Paine wasn't always sure she believed in Yevon, but she knew the aeons were real; she had seen a few summoners call Ifrit, and now she could feel him in the undercurrents of power that filled this plain, dark room. She approached the pedestal, drawn to it even as she feared it, each step infusing her with a greater sense of awe. She stared into the flame that danced in front of her, and she searched its patterns for the secrets she knew it contained. Slowly, reverentially, she reached out for the sphere that rested on the pedestal's edge, the heat of its mystical fires crackling, arcing to meet her fingers, filling her with light--
"Hey, kid! Get away from there!" The shout broke through Paine's trace as a heavy hand fell on her shoulder and yanked her away from the pedestal. The spell broken, she whirled around and looked up into the blazing eyes of a young warrior monk.

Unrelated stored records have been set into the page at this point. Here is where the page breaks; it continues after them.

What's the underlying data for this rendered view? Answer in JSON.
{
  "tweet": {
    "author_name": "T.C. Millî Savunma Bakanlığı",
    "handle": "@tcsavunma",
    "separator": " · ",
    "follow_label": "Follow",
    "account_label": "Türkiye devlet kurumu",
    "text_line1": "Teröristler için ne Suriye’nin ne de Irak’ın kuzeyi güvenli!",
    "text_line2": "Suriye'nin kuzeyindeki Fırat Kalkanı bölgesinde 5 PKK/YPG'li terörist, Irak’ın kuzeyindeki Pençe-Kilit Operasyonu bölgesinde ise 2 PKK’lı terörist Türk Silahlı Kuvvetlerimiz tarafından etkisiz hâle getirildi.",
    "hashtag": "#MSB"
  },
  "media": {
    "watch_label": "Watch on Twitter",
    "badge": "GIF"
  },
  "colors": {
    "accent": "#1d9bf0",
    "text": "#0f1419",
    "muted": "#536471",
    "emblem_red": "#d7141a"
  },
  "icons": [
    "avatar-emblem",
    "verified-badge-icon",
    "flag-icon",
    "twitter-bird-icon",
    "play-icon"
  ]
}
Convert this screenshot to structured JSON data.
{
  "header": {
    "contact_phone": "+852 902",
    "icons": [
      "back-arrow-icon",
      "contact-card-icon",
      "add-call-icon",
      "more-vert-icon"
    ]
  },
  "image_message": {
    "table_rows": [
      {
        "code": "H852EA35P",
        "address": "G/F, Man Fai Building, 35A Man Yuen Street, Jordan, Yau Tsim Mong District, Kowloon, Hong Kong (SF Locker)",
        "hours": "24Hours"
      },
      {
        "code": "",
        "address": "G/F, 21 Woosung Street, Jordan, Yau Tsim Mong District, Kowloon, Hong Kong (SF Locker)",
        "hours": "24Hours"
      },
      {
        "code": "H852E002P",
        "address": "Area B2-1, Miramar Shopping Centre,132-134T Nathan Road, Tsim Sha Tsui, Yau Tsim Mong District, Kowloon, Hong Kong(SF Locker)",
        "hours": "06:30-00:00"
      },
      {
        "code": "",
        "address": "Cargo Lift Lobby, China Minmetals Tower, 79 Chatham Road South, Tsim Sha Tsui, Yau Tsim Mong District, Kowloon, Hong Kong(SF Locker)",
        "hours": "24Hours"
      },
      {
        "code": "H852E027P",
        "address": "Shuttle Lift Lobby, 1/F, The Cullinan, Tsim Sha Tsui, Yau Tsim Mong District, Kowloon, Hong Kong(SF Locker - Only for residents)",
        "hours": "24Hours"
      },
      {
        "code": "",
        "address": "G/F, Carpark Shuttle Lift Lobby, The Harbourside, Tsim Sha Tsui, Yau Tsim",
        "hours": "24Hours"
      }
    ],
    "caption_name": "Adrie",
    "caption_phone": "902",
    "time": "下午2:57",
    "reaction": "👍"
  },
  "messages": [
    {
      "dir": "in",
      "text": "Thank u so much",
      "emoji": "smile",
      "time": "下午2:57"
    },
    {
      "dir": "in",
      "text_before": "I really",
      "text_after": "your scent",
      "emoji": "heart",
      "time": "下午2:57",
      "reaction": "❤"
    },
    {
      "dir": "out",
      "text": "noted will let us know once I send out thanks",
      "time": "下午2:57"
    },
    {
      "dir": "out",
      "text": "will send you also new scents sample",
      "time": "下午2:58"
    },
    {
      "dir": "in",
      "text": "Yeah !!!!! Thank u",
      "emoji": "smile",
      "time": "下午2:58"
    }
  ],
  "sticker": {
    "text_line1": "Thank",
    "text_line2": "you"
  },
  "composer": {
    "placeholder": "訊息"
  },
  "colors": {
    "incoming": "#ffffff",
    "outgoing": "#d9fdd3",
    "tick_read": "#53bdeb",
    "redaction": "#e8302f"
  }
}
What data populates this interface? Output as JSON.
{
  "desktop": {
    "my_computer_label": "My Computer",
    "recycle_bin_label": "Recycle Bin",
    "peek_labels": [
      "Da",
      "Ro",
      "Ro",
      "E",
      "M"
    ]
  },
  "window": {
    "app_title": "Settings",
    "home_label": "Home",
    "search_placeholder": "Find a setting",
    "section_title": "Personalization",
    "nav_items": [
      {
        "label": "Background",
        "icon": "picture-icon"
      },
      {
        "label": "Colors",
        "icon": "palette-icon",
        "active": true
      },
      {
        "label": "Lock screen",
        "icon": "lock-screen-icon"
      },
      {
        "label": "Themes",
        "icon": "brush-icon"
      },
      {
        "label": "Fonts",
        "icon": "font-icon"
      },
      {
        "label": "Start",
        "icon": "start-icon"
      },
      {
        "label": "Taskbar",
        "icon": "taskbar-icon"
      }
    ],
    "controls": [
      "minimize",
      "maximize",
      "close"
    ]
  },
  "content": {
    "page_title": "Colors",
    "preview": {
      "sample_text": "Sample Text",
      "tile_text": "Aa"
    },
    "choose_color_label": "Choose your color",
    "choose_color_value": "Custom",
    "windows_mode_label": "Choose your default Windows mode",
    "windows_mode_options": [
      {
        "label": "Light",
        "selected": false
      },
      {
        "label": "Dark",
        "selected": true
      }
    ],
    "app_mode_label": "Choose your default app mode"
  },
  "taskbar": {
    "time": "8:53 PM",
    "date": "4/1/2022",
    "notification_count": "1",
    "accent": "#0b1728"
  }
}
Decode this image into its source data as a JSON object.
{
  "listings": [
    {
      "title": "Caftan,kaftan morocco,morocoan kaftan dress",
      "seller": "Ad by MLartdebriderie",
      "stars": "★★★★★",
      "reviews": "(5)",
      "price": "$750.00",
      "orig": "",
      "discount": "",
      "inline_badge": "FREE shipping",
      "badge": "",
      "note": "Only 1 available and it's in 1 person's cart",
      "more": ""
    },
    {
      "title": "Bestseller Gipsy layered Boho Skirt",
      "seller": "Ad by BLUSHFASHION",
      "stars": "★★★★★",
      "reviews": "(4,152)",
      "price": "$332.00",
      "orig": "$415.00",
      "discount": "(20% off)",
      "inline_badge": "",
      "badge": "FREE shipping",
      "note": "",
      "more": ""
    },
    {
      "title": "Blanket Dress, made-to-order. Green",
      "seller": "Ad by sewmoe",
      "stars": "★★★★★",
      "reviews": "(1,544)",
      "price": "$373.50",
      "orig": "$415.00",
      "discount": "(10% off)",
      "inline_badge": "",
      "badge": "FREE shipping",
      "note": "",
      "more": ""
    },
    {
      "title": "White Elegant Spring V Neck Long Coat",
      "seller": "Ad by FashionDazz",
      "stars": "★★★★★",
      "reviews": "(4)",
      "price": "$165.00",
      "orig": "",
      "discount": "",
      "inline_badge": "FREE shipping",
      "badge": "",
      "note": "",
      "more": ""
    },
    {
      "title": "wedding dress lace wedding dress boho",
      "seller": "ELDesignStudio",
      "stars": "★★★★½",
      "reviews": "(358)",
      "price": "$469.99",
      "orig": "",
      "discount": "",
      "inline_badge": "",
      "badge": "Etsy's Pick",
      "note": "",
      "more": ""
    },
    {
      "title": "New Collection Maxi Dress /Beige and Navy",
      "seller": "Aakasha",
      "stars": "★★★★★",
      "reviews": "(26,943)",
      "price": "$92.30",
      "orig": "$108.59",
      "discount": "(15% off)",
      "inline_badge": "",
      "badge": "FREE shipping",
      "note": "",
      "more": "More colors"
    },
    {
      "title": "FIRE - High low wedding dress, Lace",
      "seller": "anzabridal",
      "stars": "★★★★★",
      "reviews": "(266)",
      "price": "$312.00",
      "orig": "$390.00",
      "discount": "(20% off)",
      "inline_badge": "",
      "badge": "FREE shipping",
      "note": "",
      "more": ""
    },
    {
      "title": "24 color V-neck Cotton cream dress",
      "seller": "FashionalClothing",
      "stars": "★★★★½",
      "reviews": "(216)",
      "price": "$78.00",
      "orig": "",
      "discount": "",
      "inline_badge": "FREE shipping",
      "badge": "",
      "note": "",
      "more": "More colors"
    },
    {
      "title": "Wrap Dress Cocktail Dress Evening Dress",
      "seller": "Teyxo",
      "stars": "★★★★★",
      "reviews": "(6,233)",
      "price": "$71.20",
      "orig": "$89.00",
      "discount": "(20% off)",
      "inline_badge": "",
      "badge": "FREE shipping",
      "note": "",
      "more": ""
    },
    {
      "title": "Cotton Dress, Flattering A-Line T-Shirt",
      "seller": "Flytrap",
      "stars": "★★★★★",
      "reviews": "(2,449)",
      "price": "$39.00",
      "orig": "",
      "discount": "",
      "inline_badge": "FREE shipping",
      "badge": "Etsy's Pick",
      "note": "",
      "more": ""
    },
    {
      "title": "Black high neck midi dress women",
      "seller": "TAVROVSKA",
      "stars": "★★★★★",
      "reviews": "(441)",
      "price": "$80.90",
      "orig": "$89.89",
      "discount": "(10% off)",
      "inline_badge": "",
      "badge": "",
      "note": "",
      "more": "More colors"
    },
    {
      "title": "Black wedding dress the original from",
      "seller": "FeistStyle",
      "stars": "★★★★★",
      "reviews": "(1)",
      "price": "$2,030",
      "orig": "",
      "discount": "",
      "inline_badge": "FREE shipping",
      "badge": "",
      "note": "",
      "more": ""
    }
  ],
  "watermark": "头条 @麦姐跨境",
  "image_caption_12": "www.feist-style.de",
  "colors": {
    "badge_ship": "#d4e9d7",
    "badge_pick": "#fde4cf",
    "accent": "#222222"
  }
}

"You shouldn't be in here!" he barked, giving her a bone-jolting shake. "What were you thinking?" He half-marched, half-dragged her back to the platform, her heels skittering over the rough surface of the stone floor. The lift shuddered back to life, and Paine had time for one last glance around the Cloister before it was replaced by the tiny antechamber at the top of the stairs. Still gripping her shoulder, her captor pushed her forward, out of the room, down the stairs, and into the temple, where he shoved her one last time. Paine put out her arms to steady herself, then turned around to face him, a defiant response at the ready.
The warrior monk held up a hand, silencing her before she could say a word. "I should just turn you over to the matron and be done with it. Or maybe to the captain of the warrior monks; he'd teach you proper respect for Yevon and the fayth."
Paine crossed her arms. "I'd like to see him try." She stood up as straight and stiff as the statues that surrounded her and glared right back at him. After a moment, he broke the staredown with a chuckle and a shake of his head.
"Well, you're a spirited one. All right, we'll let it go this once."
At the reprieve, all of Paine's defiance fizzled into relief, and she allowed her shoulders to slump, just a little. "Thank you, sir."
The monk nodded. "But I'd better not see you in here again unless you're here for prayers. Or ten years from now as someone's guardian." Paine jerked her head up at suggestion; his mouth had quirked into a small grin. "Now go on, get outta here."
Paine resisted an urge to salute. Instead, she nodded her thanks, then ran out of the temple, her mind churning with new possibilities.